outperform rating is the equivalent of a buy.

 

“The strong demand is also
consistent with low deferral requests for Boeing and Airbus
deliveries.”

 

Boeing rose 2.3% to US$132.75 at 7:33 a.m. before regular New York
trading. The stock fell 4.9% this year through yesterday, the
second-biggest drop among the 30 companies on the Dow Jones Industrial
Average.

 

Sales rose 1% to US$22 billion, Boeing said. The quarterly results
included a cost of US$272 million, or 37 cents a share, related to
development work on the KC-46A tanker for the U.S. military, Boeing
said. The company also had two tax-related gains totaling US$116 million
that had been previously announced, as well as a US$408 million benefit
disclosed today.

 

Boeing is benefiting as its factories churn out 737, 777 and 787
aircraft at the fastest pace ever amid an order backlog shared with
Europe’s Airbus Group NV that’s valued at about US$1 trillion.

 

While Boeing still loses money on every Dreamliner it assembles,
losses are shrinking as it smoothes out production kinks and takes
advantage of supplier discounts that took effect earlier this year,
Harned wrote.

 

Investors are tracking how the supplier agreements affect the 787’s
deferred production cost, an accounting measure that is supposed to drop
as the assembly expense declines with a projected gain in efficiency.

 

Boeing estimated a ceiling of US$25 billion last year, up from a
previous forecast of US$20 billion.

 

“We’re particularly bullish about the prospect for material declines
in the growth of deferred production costs,” Carter Copeland, a New
York-based analyst for Barclays Plc, said in a July 21 report.

 

One blemish for Boeing’s commercial aircraft unit was the two 747-8
deliveries reported during the period, the weakest showing on record for
the iconic, humpbacked jumbo jet, said Yair Reiner, a New York-based
analyst with Oppenheimer & Co., in a July 6 report.

 

“No warm and fuzzies there,” wrote Reiner, whose rating on Boeing is
the equivalent of hold.
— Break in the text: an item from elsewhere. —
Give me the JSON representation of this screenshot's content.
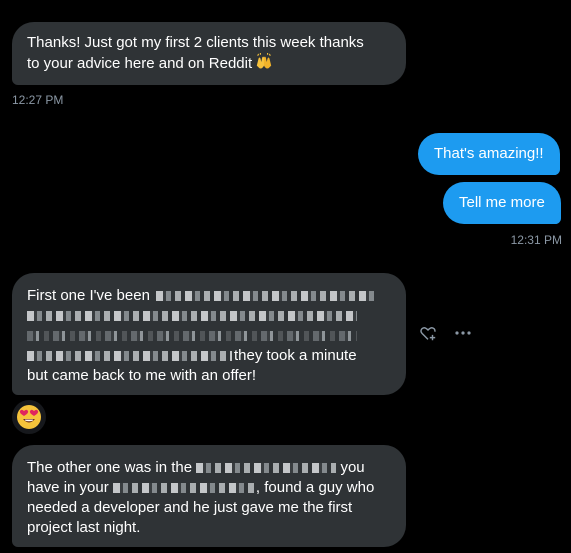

Copeland’s overweight recommendation is the
equivalent of buy.